Feb. 21, 2009
The writer, a medical doctor, is a fellow at the Hoover Institution and a former Food and Drug Administration official.
Welcome to another steaming poo-poo platter of Agribriz propaganda served up by a biostitute whose foundation is fossil-fueled by Archer Daniels Midland, Exxon, Ford, GM, Chrysler, and Titanic financial titans like J.P. Morgan and Merrill Lynch.
Miller once wrote an op-ed for the Times in which he argued that rBST, Monsanto's bovine growth hormone, was a boon to the environment because it enabled dairy farmers to squeeze more milk out of fewer cows, thereby reducing their carbon footprint. Consumers, he claimed, were happy to buy milk from cows injected with this "safe and useful product...in spite of efforts by biotechnology opponents to bamboozle milk processors and retailers into believing that consumers don't want it."
Opposition to rBST, he warned, could send the cost of milk soaring to $5 a gallon.
In fact, widespread consumer rejection of rBST compelled Monsanto to sell it off to another company, while the price of milk has fallen so low that dairy farmers are being forced to slaughter their cows because they can no longer afford to feed them.
So now Miller's peddling more disingenuous Agribiz talking points, depicting sustainable ag advocates as mesclun-muddled meddlers. In his first paragraph, Miller implies that industrial agriculture, with its reliance on pesticides and chemical fertilizers, is more energy efficient and environmentally friendly than organic farming, which he claims requires "more land and water."
Organic farming may well be more labor intensive, but it's simply preposterous to claim that it's more resource intensive or environmentally damaging than industrial agriculture. In fact, recent studies have shown that organic farming is far kinder to the environment, and offers the best hope for feeding the world.
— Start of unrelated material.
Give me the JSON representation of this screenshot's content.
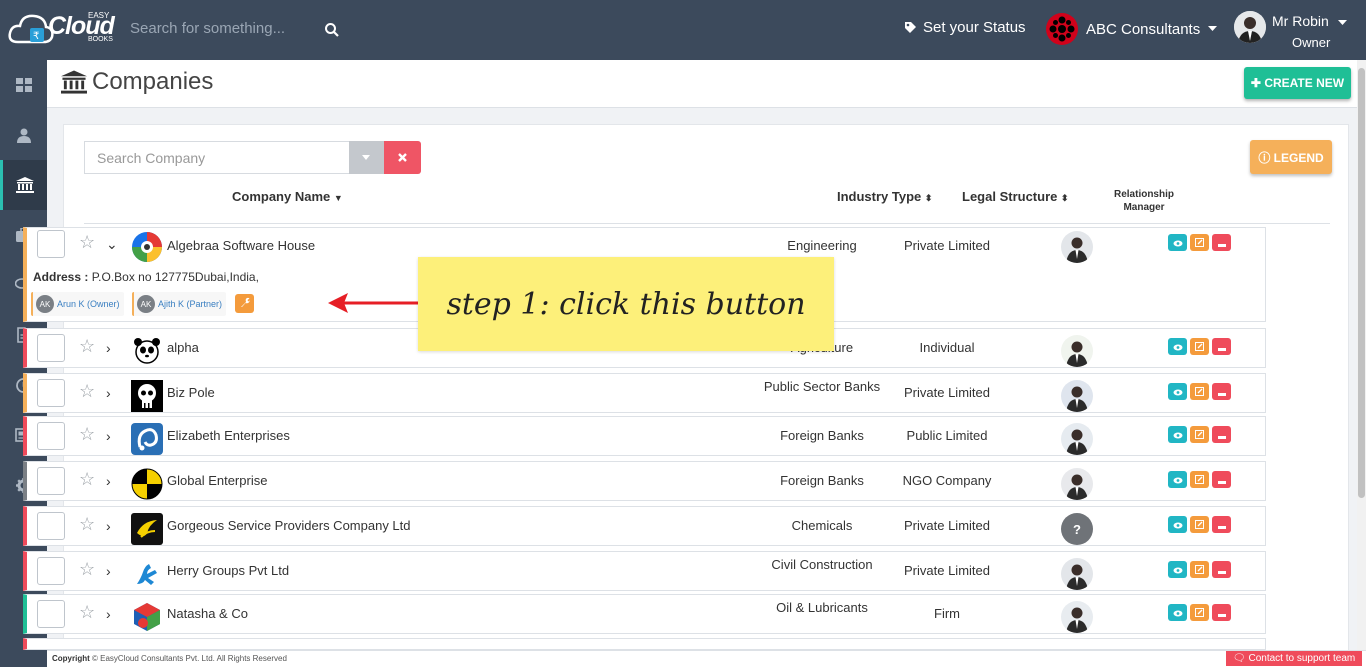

Miller goes on to attack Waters for her opposition to the "most precise and predictable genetic techniques to improve crop varieties," by which he presumably means genetically modified crops. He states that such a position is "diametrically at odds" with her plea to the USDA to make "good on its fledgling commitment to back environmentally sound farming practices." This up-is-down, black-is-white, topsy turvy spin ranks right up there with Monsanto's latest ad campaign that claims they're all about sustainable agriculture. Yes, and Rush Limbaugh wants to do away with partisan rancor. Whatever.
Miller then goes and gets his genetically modified cotton knickers in a twist over Waters' and Heron's suggestion that school lunches would ideally be cooked from scratch. According to Miller, this is an open invitation to an epidemic of food poisoning, the "vast majority" of which results "from improper food handling."
Nevermind that all the recent salmonella and E. coli outbreaks have been linked to industrial agriculture. Specifically, factory farm feces. You see, the bacteria that brought us the tainted spinach, tomato, and peanut recalls are "intestinal bacteria," as Neal Barnard, president of the Physicians Committee for Responsible Medicine, recently noted in Agweek. "But spinach has no intestine. Neither do tomatoes. And neither do peanuts."
After reading Miller's galling Orwellian garbage, I purged my palate of the Agribiz aftertaste with Tom Philpott's excellent, nuanced take on our school lunch program over at Grist. Philpott cites several critics who claim that the kind of overhaul of the school lunch program that Waters and Heron propose may not be doable--or even desirable. He explains precisely why it is both, and concludes that, yes, oui can:
Of course, this is precisely the kind of thing that has rabid Republicans foaming at the mouth. As Mitt Romney told a conference of conservatives on Friday:
Fresh healthy food in our schools? Eee-www. That is, like, so EU. This is America, dammit. We don't do healthy.